# Source records:
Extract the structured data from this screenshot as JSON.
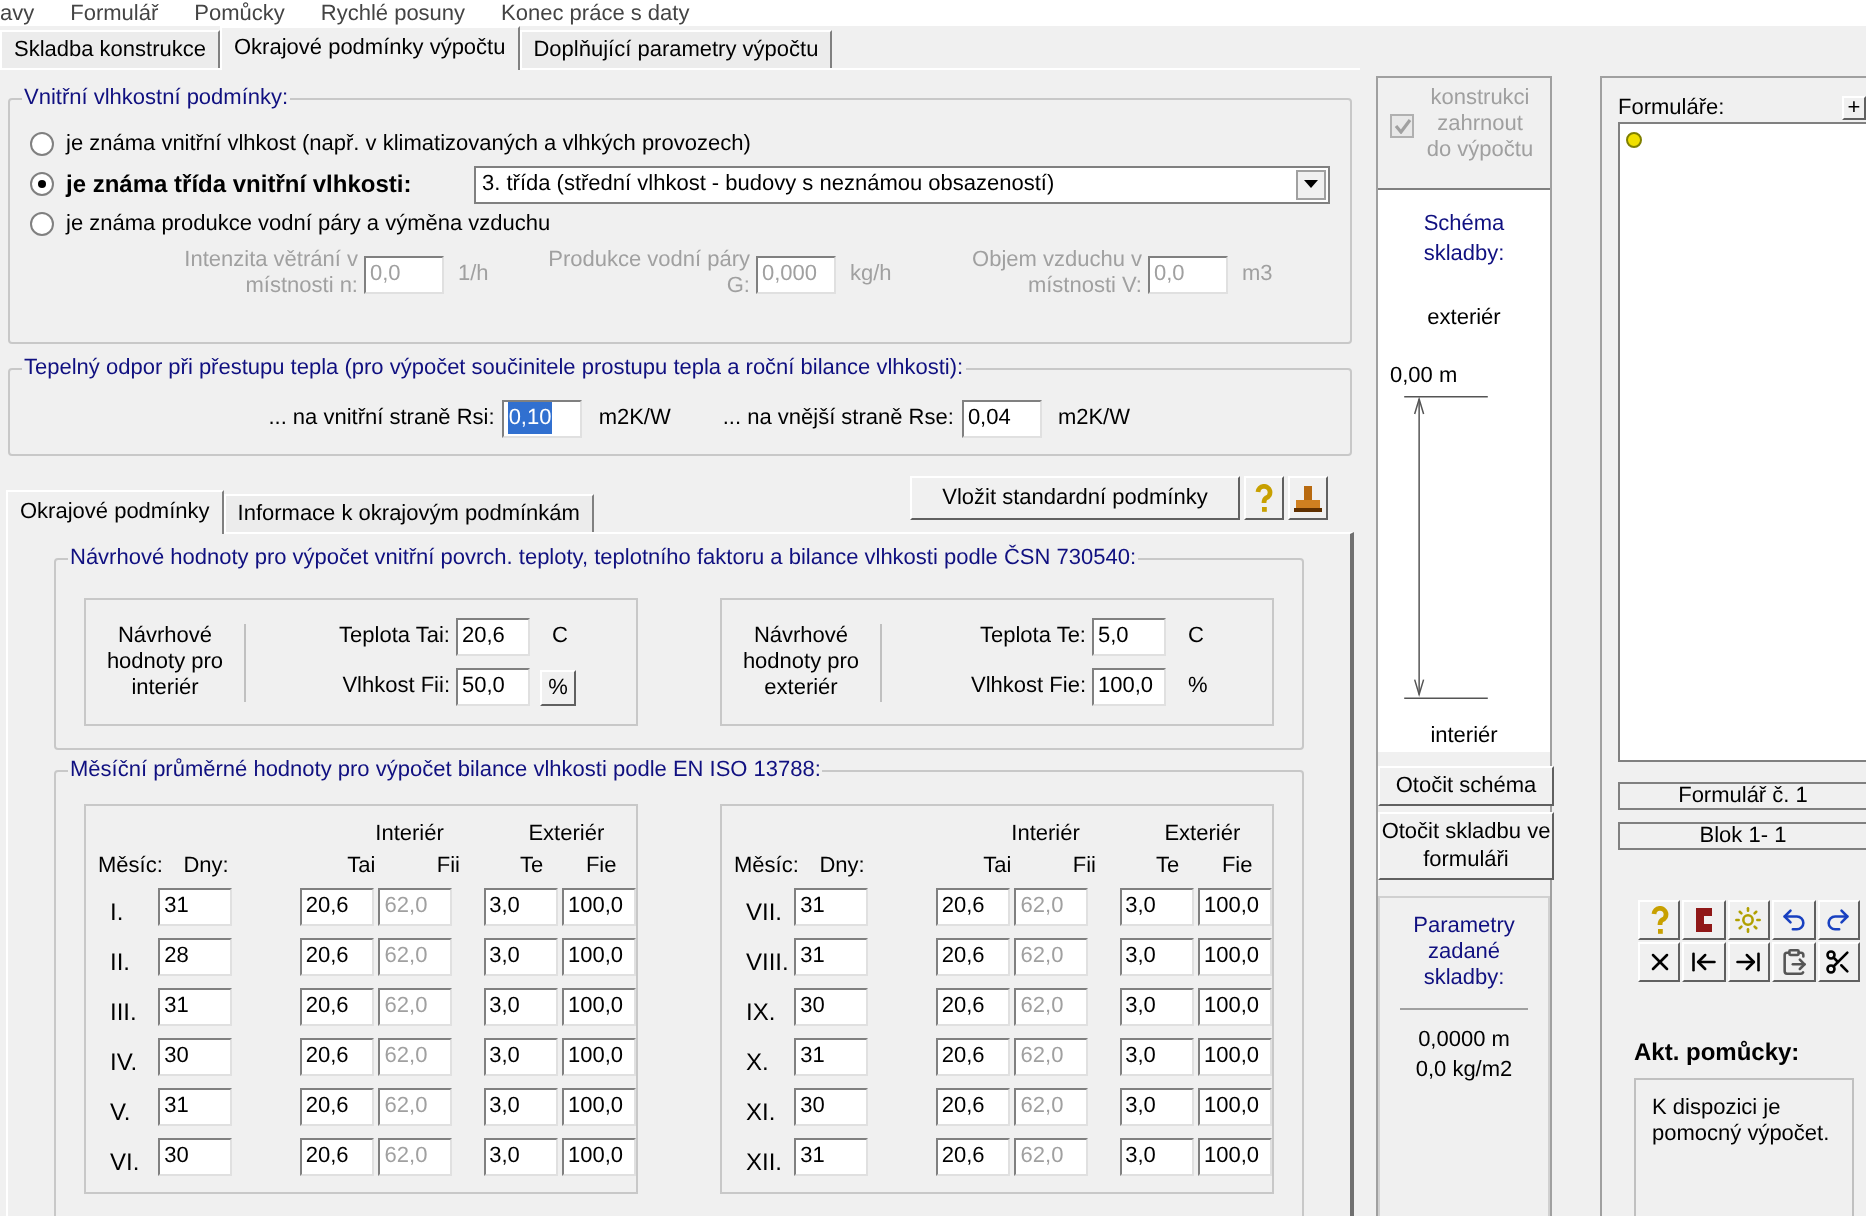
{
  "menu": [
    "avy",
    "Formulář",
    "Pomůcky",
    "Rychlé posuny",
    "Konec práce s daty"
  ],
  "main_tabs": [
    {
      "label": "Skladba konstrukce",
      "selected": false
    },
    {
      "label": "Okrajové podmínky výpočtu",
      "selected": true
    },
    {
      "label": "Doplňující parametry výpočtu",
      "selected": false
    }
  ],
  "humidity": {
    "title": "Vnitřní vlhkostní podmínky:",
    "options": [
      {
        "label": "je známa vnitřní vlhkost (např. v klimatizovaných a vlhkých provozech)",
        "selected": false
      },
      {
        "label": "je známa třída vnitřní vlhkosti:",
        "selected": true
      },
      {
        "label": "je známa produkce vodní páry a výměna vzduchu",
        "selected": false
      }
    ],
    "humidity_class": "3. třída (střední vlhkost - budovy s neznámou obsazeností)",
    "fields": [
      {
        "label": "Intenzita větrání v místnosti n:",
        "value": "0,0",
        "unit": "1/h",
        "disabled": true
      },
      {
        "label": "Produkce vodní páry G:",
        "value": "0,000",
        "unit": "kg/h",
        "disabled": true
      },
      {
        "label": "Objem vzduchu v místnosti V:",
        "value": "0,0",
        "unit": "m3",
        "disabled": true
      }
    ]
  },
  "resistance": {
    "title": "Tepelný odpor při přestupu tepla (pro výpočet součinitele prostupu tepla a roční bilance vlhkosti):",
    "fields": [
      {
        "label": "... na vnitřní straně Rsi:",
        "value": "0,10",
        "unit": "m2K/W",
        "selected": true
      },
      {
        "label": "... na vnější straně Rse:",
        "value": "0,04",
        "unit": "m2K/W",
        "selected": false
      }
    ]
  },
  "sub_tabs": [
    {
      "label": "Okrajové podmínky",
      "selected": true
    },
    {
      "label": "Informace k okrajovým podmínkám",
      "selected": false
    }
  ],
  "standard_button": "Vložit standardní podmínky",
  "design": {
    "title": "Návrhové hodnoty pro výpočet vnitřní povrch. teploty, teplotního faktoru a bilance vlhkosti podle ČSN 730540:",
    "sides": [
      {
        "caption": "Návrhové hodnoty pro interiér",
        "fields": [
          {
            "label": "Teplota Tai:",
            "value": "20,6",
            "unit": "C",
            "kind": "text"
          },
          {
            "label": "Vlhkost Fii:",
            "value": "50,0",
            "unit": "%",
            "kind": "button"
          }
        ]
      },
      {
        "caption": "Návrhové hodnoty pro exteriér",
        "fields": [
          {
            "label": "Teplota Te:",
            "value": "5,0",
            "unit": "C",
            "kind": "text"
          },
          {
            "label": "Vlhkost Fie:",
            "value": "100,0",
            "unit": "%",
            "kind": "text"
          }
        ]
      }
    ]
  },
  "monthly": {
    "title": "Měsíční průměrné hodnoty pro výpočet bilance vlhkosti podle EN ISO 13788:",
    "halves": [
      {
        "groups": [
          "Interiér",
          "Exteriér"
        ],
        "columns": [
          "Měsíc:",
          "Dny:",
          "Tai",
          "Fii",
          "Te",
          "Fie"
        ],
        "rows": [
          {
            "month": "I.",
            "days": "31",
            "tai": "20,6",
            "fii": "62,0",
            "te": "3,0",
            "fie": "100,0"
          },
          {
            "month": "II.",
            "days": "28",
            "tai": "20,6",
            "fii": "62,0",
            "te": "3,0",
            "fie": "100,0"
          },
          {
            "month": "III.",
            "days": "31",
            "tai": "20,6",
            "fii": "62,0",
            "te": "3,0",
            "fie": "100,0"
          },
          {
            "month": "IV.",
            "days": "30",
            "tai": "20,6",
            "fii": "62,0",
            "te": "3,0",
            "fie": "100,0"
          },
          {
            "month": "V.",
            "days": "31",
            "tai": "20,6",
            "fii": "62,0",
            "te": "3,0",
            "fie": "100,0"
          },
          {
            "month": "VI.",
            "days": "30",
            "tai": "20,6",
            "fii": "62,0",
            "te": "3,0",
            "fie": "100,0"
          }
        ]
      },
      {
        "groups": [
          "Interiér",
          "Exteriér"
        ],
        "columns": [
          "Měsíc:",
          "Dny:",
          "Tai",
          "Fii",
          "Te",
          "Fie"
        ],
        "rows": [
          {
            "month": "VII.",
            "days": "31",
            "tai": "20,6",
            "fii": "62,0",
            "te": "3,0",
            "fie": "100,0"
          },
          {
            "month": "VIII.",
            "days": "31",
            "tai": "20,6",
            "fii": "62,0",
            "te": "3,0",
            "fie": "100,0"
          },
          {
            "month": "IX.",
            "days": "30",
            "tai": "20,6",
            "fii": "62,0",
            "te": "3,0",
            "fie": "100,0"
          },
          {
            "month": "X.",
            "days": "31",
            "tai": "20,6",
            "fii": "62,0",
            "te": "3,0",
            "fie": "100,0"
          },
          {
            "month": "XI.",
            "days": "30",
            "tai": "20,6",
            "fii": "62,0",
            "te": "3,0",
            "fie": "100,0"
          },
          {
            "month": "XII.",
            "days": "31",
            "tai": "20,6",
            "fii": "62,0",
            "te": "3,0",
            "fie": "100,0"
          }
        ]
      }
    ]
  },
  "include": {
    "label": "konstrukci zahrnout do výpočtu",
    "checked": true,
    "disabled": true
  },
  "schema": {
    "title": "Schéma skladby:",
    "top_label": "exteriér",
    "position": "0,00 m",
    "bottom_label": "interiér"
  },
  "schema_buttons": [
    "Otočit schéma",
    "Otočit skladbu ve formuláři"
  ],
  "parameters": {
    "title": "Parametry zadané skladby:",
    "values": [
      "0,0000 m",
      "0,0 kg/m2"
    ]
  },
  "forms": {
    "title": "Formuláře:",
    "add": "+",
    "form_number": "Formulář č. 1",
    "block": "Blok 1- 1"
  },
  "tools": {
    "title": "Akt. pomůcky:",
    "text": "K dispozici je pomocný výpočet."
  }
}
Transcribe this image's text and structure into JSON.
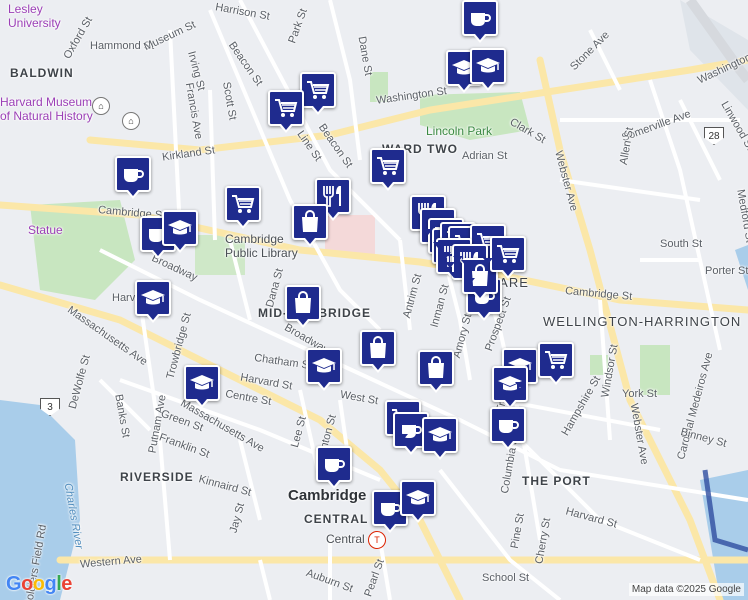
{
  "map": {
    "provider_logo": "Google",
    "attribution": "Map data ©2025 Google",
    "colors": {
      "pin": "#1f2b8e",
      "park": "#c8e6c0",
      "water": "#a9cdea",
      "road": "#ffffff",
      "arterial": "#fbe7a8"
    },
    "labels": {
      "lesley": "Lesley\nUniversity",
      "baldwin": "BALDWIN",
      "harvard_museum": "Harvard Museum\nof Natural History",
      "ward_two": "WARD TWO",
      "lincoln_park": "Lincoln Park",
      "cambridge_library": "Cambridge\nPublic Library",
      "mid_cambridge": "MID-CAMBRIDGE",
      "statue": "Statue",
      "inman_square": "SQUARE",
      "wellington": "WELLINGTON-HARRINGTON",
      "riverside": "RIVERSIDE",
      "the_port": "THE PORT",
      "cambridge": "Cambridge",
      "central": "CENTRAL",
      "central_station": "Central",
      "charles_river": "Charles River",
      "soldiers_field": "Soldiers Field Rd"
    },
    "streets": {
      "harrison": "Harrison St",
      "park": "Park St",
      "hammond": "Hammond St",
      "museum": "Museum St",
      "oxford": "Oxford St",
      "dane": "Dane St",
      "beacon1": "Beacon St",
      "beacon2": "Beacon St",
      "irving": "Irving St",
      "scott": "Scott St",
      "francis": "Francis Ave",
      "washington": "Washington St",
      "washington2": "Washington St",
      "stone": "Stone Ave",
      "clark": "Clark St",
      "adrian": "Adrian St",
      "somerville": "Somerville Ave",
      "kirkland": "Kirkland St",
      "line": "Line St",
      "webster": "Webster Ave",
      "allen": "Allen St",
      "linwood": "Linwood St",
      "cambridge1": "Cambridge St",
      "cambridge2": "Cambridge St",
      "broadway1": "Broadway",
      "broadway2": "Broadway",
      "dana": "Dana St",
      "harvard1": "Harvard St",
      "harvard2": "Harvard St",
      "chatham": "Chatham St",
      "antrim": "Antrim St",
      "inman": "Inman St",
      "amory": "Amory St",
      "prospect": "Prospect St",
      "tremont": "Tremont St",
      "hampshire": "Hampshire St",
      "windsor": "Windsor St",
      "york": "York St",
      "cardinal": "Cardinal Medeiros Ave",
      "binney": "Binney St",
      "medford": "Medford St",
      "south": "South St",
      "porter": "Porter St",
      "mass1": "Massachusetts Ave",
      "mass2": "Massachusetts Ave",
      "trowbridge": "Trowbridge St",
      "centre": "Centre St",
      "west": "West St",
      "lee": "Lee St",
      "clinton": "Clinton St",
      "dewolfe": "DeWolfe St",
      "banks": "Banks St",
      "putnam": "Putnam Ave",
      "green": "Green St",
      "franklin": "Franklin St",
      "kinnaird": "Kinnaird St",
      "jay": "Jay St",
      "western": "Western Ave",
      "auburn": "Auburn St",
      "pearl": "Pearl St",
      "columbia": "Columbia St",
      "pine": "Pine St",
      "cherry": "Cherry St",
      "school": "School St",
      "harvard3": "Harvard St"
    },
    "route_shields": [
      "3",
      "28"
    ],
    "markers": [
      {
        "type": "coffee",
        "label": "Coffee shop"
      },
      {
        "type": "school",
        "label": "School"
      },
      {
        "type": "school",
        "label": "School"
      },
      {
        "type": "cart",
        "label": "Grocery store"
      },
      {
        "type": "cart",
        "label": "Grocery store"
      },
      {
        "type": "cart",
        "label": "Grocery store"
      },
      {
        "type": "restaurant",
        "label": "Restaurant"
      },
      {
        "type": "coffee",
        "label": "Coffee shop"
      },
      {
        "type": "cart",
        "label": "Grocery store"
      },
      {
        "type": "shopping-bag",
        "label": "Shop"
      },
      {
        "type": "coffee",
        "label": "Coffee shop"
      },
      {
        "type": "school",
        "label": "School"
      },
      {
        "type": "school",
        "label": "School"
      },
      {
        "type": "shopping-bag",
        "label": "Shop"
      },
      {
        "type": "school",
        "label": "School"
      },
      {
        "type": "shopping-bag",
        "label": "Shop"
      },
      {
        "type": "school",
        "label": "School"
      },
      {
        "type": "shopping-bag",
        "label": "Shop"
      },
      {
        "type": "restaurant",
        "label": "Restaurant"
      },
      {
        "type": "coffee",
        "label": "Coffee shop"
      },
      {
        "type": "cart",
        "label": "Grocery store"
      },
      {
        "type": "restaurant",
        "label": "Restaurant"
      },
      {
        "type": "cart",
        "label": "Grocery store"
      },
      {
        "type": "cart",
        "label": "Grocery store"
      },
      {
        "type": "cart",
        "label": "Grocery store"
      },
      {
        "type": "restaurant",
        "label": "Restaurant"
      },
      {
        "type": "restaurant",
        "label": "Restaurant"
      },
      {
        "type": "coffee",
        "label": "Coffee shop"
      },
      {
        "type": "shopping-bag",
        "label": "Shop"
      },
      {
        "type": "cart",
        "label": "Grocery store"
      },
      {
        "type": "school",
        "label": "School"
      },
      {
        "type": "cart",
        "label": "Grocery store"
      },
      {
        "type": "school",
        "label": "School"
      },
      {
        "type": "coffee",
        "label": "Coffee shop"
      },
      {
        "type": "cart",
        "label": "Grocery store"
      },
      {
        "type": "coffee",
        "label": "Coffee shop"
      },
      {
        "type": "school",
        "label": "School"
      },
      {
        "type": "coffee",
        "label": "Coffee shop"
      },
      {
        "type": "coffee",
        "label": "Coffee shop"
      },
      {
        "type": "school",
        "label": "School"
      }
    ]
  }
}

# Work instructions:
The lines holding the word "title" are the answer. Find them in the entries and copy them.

# Result of the task:
    "title": "Vnitřní vlhkostní podmínky:",
    "title": "Tepelný odpor při přestupu tepla (pro výpočet součinitele prostupu tepla a roční bilance vlhkosti):",
    "title": "Návrhové hodnoty pro výpočet vnitřní povrch. teploty, teplotního faktoru a bilance vlhkosti podle ČSN 730540:",
    "title": "Měsíční průměrné hodnoty pro výpočet bilance vlhkosti podle EN ISO 13788:",
    "title": "Schéma skladby:",
    "title": "Parametry zadané skladby:",
    "title": "Formuláře:",
    "title": "Akt. pomůcky:",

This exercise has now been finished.